* Try it:
Go through the records and give each one again exactly.

* Dataset records:

###

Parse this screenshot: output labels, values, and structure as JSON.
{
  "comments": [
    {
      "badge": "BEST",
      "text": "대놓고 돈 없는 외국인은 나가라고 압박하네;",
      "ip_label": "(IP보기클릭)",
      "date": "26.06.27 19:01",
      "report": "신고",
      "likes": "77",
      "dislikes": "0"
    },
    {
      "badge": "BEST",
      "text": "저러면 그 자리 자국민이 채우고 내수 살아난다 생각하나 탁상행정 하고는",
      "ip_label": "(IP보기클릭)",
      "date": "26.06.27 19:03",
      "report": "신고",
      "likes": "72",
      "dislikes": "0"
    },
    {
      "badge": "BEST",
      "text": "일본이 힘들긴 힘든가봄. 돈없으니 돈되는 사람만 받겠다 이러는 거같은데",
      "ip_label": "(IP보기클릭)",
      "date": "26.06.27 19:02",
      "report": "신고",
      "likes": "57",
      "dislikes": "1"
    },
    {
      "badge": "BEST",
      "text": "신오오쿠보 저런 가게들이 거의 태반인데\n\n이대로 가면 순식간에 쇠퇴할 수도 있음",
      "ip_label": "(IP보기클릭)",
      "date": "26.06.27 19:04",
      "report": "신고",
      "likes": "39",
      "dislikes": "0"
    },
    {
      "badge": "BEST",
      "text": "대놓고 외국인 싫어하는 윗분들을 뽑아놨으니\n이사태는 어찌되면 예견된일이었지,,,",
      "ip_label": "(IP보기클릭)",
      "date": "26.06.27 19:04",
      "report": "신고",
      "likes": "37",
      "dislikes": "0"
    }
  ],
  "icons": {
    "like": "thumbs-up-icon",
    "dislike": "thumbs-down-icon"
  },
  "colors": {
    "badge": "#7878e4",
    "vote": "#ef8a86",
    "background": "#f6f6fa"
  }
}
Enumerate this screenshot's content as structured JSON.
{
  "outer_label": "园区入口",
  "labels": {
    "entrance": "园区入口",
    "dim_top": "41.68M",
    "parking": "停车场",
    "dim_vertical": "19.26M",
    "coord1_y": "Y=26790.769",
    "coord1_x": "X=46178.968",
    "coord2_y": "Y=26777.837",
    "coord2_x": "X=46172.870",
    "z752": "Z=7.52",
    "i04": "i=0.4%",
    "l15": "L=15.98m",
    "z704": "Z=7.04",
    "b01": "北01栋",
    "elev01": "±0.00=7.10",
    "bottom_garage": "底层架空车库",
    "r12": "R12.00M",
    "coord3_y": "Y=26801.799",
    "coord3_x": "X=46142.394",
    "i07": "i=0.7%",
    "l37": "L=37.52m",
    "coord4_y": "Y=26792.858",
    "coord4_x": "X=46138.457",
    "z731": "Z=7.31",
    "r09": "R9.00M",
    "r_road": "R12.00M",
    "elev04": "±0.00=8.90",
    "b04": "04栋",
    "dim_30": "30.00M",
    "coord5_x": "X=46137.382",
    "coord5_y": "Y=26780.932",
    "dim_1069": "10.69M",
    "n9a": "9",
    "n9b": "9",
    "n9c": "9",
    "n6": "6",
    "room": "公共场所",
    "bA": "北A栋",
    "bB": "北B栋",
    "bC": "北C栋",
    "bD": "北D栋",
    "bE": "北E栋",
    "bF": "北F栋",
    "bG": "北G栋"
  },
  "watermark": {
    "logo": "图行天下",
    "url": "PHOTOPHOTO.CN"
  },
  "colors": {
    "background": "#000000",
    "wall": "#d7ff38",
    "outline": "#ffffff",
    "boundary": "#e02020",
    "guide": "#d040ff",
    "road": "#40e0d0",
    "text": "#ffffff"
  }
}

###

* Response to this exercise:
Parse this screenshot: output labels, values, and structure as JSON.
{
  "comments": [
    {
      "badge": "BEST",
      "text": "대놓고 돈 없는 외국인은 나가라고 압박하네;",
      "ip_label": "(IP보기클릭)",
      "date": "26.06.27 19:01",
      "report": "신고",
      "likes": "77",
      "dislikes": "0"
    },
    {
      "badge": "BEST",
      "text": "저러면 그 자리 자국민이 채우고 내수 살아난다 생각하나 탁상행정 하고는",
      "ip_label": "(IP보기클릭)",
      "date": "26.06.27 19:03",
      "report": "신고",
      "likes": "72",
      "dislikes": "0"
    },
    {
      "badge": "BEST",
      "text": "일본이 힘들긴 힘든가봄. 돈없으니 돈되는 사람만 받겠다 이러는 거같은데",
      "ip_label": "(IP보기클릭)",
      "date": "26.06.27 19:02",
      "report": "신고",
      "likes": "57",
      "dislikes": "1"
    },
    {
      "badge": "BEST",
      "text": "신오오쿠보 저런 가게들이 거의 태반인데\n\n이대로 가면 순식간에 쇠퇴할 수도 있음",
      "ip_label": "(IP보기클릭)",
      "date": "26.06.27 19:04",
      "report": "신고",
      "likes": "39",
      "dislikes": "0"
    },
    {
      "badge": "BEST",
      "text": "대놓고 외국인 싫어하는 윗분들을 뽑아놨으니\n이사태는 어찌되면 예견된일이었지,,,",
      "ip_label": "(IP보기클릭)",
      "date": "26.06.27 19:04",
      "report": "신고",
      "likes": "37",
      "dislikes": "0"
    }
  ],
  "icons": {
    "like": "thumbs-up-icon",
    "dislike": "thumbs-down-icon"
  },
  "colors": {
    "badge": "#7878e4",
    "vote": "#ef8a86",
    "background": "#f6f6fa"
  }
}
Enumerate this screenshot's content as structured JSON.
{
  "outer_label": "园区入口",
  "labels": {
    "entrance": "园区入口",
    "dim_top": "41.68M",
    "parking": "停车场",
    "dim_vertical": "19.26M",
    "coord1_y": "Y=26790.769",
    "coord1_x": "X=46178.968",
    "coord2_y": "Y=26777.837",
    "coord2_x": "X=46172.870",
    "z752": "Z=7.52",
    "i04": "i=0.4%",
    "l15": "L=15.98m",
    "z704": "Z=7.04",
    "b01": "北01栋",
    "elev01": "±0.00=7.10",
    "bottom_garage": "底层架空车库",
    "r12": "R12.00M",
    "coord3_y": "Y=26801.799",
    "coord3_x": "X=46142.394",
    "i07": "i=0.7%",
    "l37": "L=37.52m",
    "coord4_y": "Y=26792.858",
    "coord4_x": "X=46138.457",
    "z731": "Z=7.31",
    "r09": "R9.00M",
    "r_road": "R12.00M",
    "elev04": "±0.00=8.90",
    "b04": "04栋",
    "dim_30": "30.00M",
    "coord5_x": "X=46137.382",
    "coord5_y": "Y=26780.932",
    "dim_1069": "10.69M",
    "n9a": "9",
    "n9b": "9",
    "n9c": "9",
    "n6": "6",
    "room": "公共场所",
    "bA": "北A栋",
    "bB": "北B栋",
    "bC": "北C栋",
    "bD": "北D栋",
    "bE": "北E栋",
    "bF": "北F栋",
    "bG": "北G栋"
  },
  "watermark": {
    "logo": "图行天下",
    "url": "PHOTOPHOTO.CN"
  },
  "colors": {
    "background": "#000000",
    "wall": "#d7ff38",
    "outline": "#ffffff",
    "boundary": "#e02020",
    "guide": "#d040ff",
    "road": "#40e0d0",
    "text": "#ffffff"
  }
}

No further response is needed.